A trio exhibition by three of the foremost living female artists. The American Jo Baer came to her present ‘radical figuration’ style through abstract expressionism and minimalism. Her fellow countrywoman Lynda Benglis is noted for her wax paintings and poured latex sculpture. And the German Jutta Koether both celebrates and criticises art in her use of transparent colour fields and threatening black landscapes.
Van Abbe Museum, Eindhoven until October 4.
The Van Abbe Museum is using its important collection of work by the Russian artist El Lissitzky (1890-1941) for a series of exhibitions.
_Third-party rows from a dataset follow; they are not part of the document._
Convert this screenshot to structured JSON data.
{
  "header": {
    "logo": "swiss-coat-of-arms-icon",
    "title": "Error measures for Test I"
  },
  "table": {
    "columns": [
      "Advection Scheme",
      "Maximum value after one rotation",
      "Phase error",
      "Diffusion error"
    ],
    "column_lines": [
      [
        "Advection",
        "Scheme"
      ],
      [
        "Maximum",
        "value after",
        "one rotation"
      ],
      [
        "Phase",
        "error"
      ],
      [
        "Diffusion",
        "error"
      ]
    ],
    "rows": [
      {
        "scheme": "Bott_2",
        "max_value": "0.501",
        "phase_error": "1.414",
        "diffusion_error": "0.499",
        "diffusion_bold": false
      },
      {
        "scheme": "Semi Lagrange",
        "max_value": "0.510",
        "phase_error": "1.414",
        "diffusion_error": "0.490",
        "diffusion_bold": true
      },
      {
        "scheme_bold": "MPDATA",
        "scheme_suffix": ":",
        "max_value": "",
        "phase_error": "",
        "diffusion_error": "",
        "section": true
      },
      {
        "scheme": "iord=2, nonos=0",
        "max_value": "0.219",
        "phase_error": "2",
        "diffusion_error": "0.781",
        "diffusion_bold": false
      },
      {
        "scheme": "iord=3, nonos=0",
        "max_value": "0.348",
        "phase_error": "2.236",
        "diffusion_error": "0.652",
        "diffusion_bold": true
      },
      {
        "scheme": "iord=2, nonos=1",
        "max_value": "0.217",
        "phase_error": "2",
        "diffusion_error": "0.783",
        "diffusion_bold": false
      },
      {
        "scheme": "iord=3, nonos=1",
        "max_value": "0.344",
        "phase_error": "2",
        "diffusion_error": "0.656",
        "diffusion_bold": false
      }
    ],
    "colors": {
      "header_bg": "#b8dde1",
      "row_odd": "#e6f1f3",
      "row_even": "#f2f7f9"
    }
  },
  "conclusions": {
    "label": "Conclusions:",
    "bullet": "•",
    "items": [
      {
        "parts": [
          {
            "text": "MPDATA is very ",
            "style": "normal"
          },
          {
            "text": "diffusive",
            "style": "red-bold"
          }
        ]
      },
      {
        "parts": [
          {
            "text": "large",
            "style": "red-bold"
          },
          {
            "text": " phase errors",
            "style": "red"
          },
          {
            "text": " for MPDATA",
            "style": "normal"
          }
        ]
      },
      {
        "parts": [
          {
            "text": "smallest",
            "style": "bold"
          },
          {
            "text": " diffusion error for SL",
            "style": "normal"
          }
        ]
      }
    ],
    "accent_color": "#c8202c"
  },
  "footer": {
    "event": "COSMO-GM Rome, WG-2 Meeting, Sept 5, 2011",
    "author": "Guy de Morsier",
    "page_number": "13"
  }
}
The first takes as its theme the futuristic opera Victory over the Sun (1913) for which Kazimir Malevich designed the costumes and sets. When members of the suprematist art group Unovis, who included Lissitzky and Malevich, performed the opera in 1920 in Vitebsk, Lissitzky was inspired to mechanise the piece.
The exhibition includes important works from the Unovis school such as Lissitsky’s sketches and lithos, works by Malevich from Amsterdam’s Stedelijk Museum which have not been exhibited for years, and works by other artists of the Vitebsk school.
Van Abbe Museum, Eindhoven, September 19 until September 5 2010.
Made In Britain
Contemporary British handbags from designers such as Vivienne Westwood, Alexander McQueen, Stella McCartney, Lulu Guinness and Paul Smith and from brands like Mulberry and Burberry.
Museum of Bags and Purses, Amsterdam until February 21 2010.
At the end of the 19th century, the flat and open Dutch landscape was being changed by the arrival of railways, channels and bridges. This development is shown in landscape paintings by artists of the Hague School such as the Maris brothers and Anton Mauve and the photos of photographers like Pieter Oosterhuis and Henri de Louw.
Kunsthal, Rotterdam until December 6.
New Light: The Hague School Revealed
The landscapes of the Hague School are well known. In this exhibition of one hundred paintings and works on paper the stories of the people pictured are told, giving an insight into how the Dutch lived in the second half of the 19th century. Among the art on display are works by Mauve, Maris and Weissenbruch.
Gemeentemuseum, The Hague until September 27.
Primal, the Power of Looking
Photos by Martin Kers and Willem Kolvoort, two of the Netherlands’ top nature photographers, provide close-ups of the details of the Dutch countryside from blooming reed stalks and the stones along river banks to fresh water sponges.
Museon, The Hague until September 22.
This year’s annual The Hague Sculpture features the works of just one artist: the Mexican Javier Marín. Marín makes enormous figures of male and female heads and warriors on horseback in a baroque style from bronze, marble and polyester resin. A large number of these extraordinary sculptures are exhibited in the leafy environs of the city’s main theatre.
Lange Voorhout, The Hague until September 9.
For the first time this year, Amsterdam has a sculpture walk. Under the name ArtZuid, around 30 works by artists such as Zadkine, Tajiri, Panamarenko and Rodin will be displayed outdoors.
Apollolaan and Minervalaan, Amsterdam, until October 26.
The Art of Fashion
Five top international fashion designers have been invited to forget wearability and create a piece of art using installation, performance and sculptural objects. They are Viktor & Rolf, Naomi Filmer, Hussein Chalayan, Anna-Nicole Ziesche and Walter Van Bierendonck.
Museum Boijmans Van Beuningen, Rotterdam, September 19 until January 10 2010.